Splitters – What do they do?
Passive Optical Network (PON) splitters play an important role in Fibre to the Home (FTTH) networks by allowing a single PON network interface to be shared among many subscribers. Splitters contain no electronics and use no power. They are the network elements that put the passive in Passive Optical Network and are available in a variety of split ratios, including 1:8, 1:16, and 1:32.
PLC Splitters are installed in each optical network between the PON Optical Line Terminal (OLT) and the Optical Network Terminals (ONTs) that the OLT serves. Networks implementing BPON, GPON, EPON, 10G EPON, and 10G GPON technologies all use these simple optical splitters. In place of an optical splitter, a WDM PON network will use an Arrayed WaveGuide (AWG).
A PON network may be designed with a single optical splitter, or it can have two or more splitters cascaded together. Since each optical connection adds attenuation, a single splitter is superior to multiple cascaded splitters.

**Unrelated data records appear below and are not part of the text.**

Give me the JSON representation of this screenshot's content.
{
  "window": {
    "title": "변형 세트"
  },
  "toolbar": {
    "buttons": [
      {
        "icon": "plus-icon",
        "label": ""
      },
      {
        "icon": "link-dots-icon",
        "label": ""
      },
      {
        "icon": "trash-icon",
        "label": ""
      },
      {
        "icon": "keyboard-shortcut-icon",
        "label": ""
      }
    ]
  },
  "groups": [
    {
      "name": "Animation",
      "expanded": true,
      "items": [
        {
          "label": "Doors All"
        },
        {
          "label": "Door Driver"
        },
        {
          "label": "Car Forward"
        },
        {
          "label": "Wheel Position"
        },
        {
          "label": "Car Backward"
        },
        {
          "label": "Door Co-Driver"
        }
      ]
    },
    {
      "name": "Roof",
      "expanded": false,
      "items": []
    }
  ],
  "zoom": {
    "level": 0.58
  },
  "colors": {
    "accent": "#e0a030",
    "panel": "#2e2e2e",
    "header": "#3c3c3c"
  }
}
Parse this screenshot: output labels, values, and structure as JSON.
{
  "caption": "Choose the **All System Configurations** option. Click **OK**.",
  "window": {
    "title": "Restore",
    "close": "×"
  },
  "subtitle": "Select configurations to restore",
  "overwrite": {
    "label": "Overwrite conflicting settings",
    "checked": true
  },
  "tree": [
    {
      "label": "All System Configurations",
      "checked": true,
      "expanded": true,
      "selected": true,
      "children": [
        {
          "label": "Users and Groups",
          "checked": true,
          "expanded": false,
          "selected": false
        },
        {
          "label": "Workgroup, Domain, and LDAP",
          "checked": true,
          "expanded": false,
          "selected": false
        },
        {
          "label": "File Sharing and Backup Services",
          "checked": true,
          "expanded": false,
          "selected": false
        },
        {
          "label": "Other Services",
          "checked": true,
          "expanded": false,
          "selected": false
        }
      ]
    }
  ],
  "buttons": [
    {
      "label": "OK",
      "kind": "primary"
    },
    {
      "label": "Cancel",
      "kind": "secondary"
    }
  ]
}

One net additional coupling (and source of attenuation) is introduced in connecting two splitters together.
A single splitter is shown in the GPON network diagram below. Note that the splitter can be deployed in the Central Office(CO) alongside the OLT, or it may be deployed in an OutSide Plant (OSP) cabinet closer to the subscribers. A splitter can also be deployed in the basement of a building for a Multiple Dwelling Unit (MDU) installation.
Splitter in GPON Network
An interesting fact is that attenuation of light through an optical splitter is symmetrical. It is identical in both directions. Whether a splitter is combining light in the upstream direction or dividing light in the downstream direction, it still introduces the same attenuation to an optical input signal (a little more than 3 dB for each 1:2 split).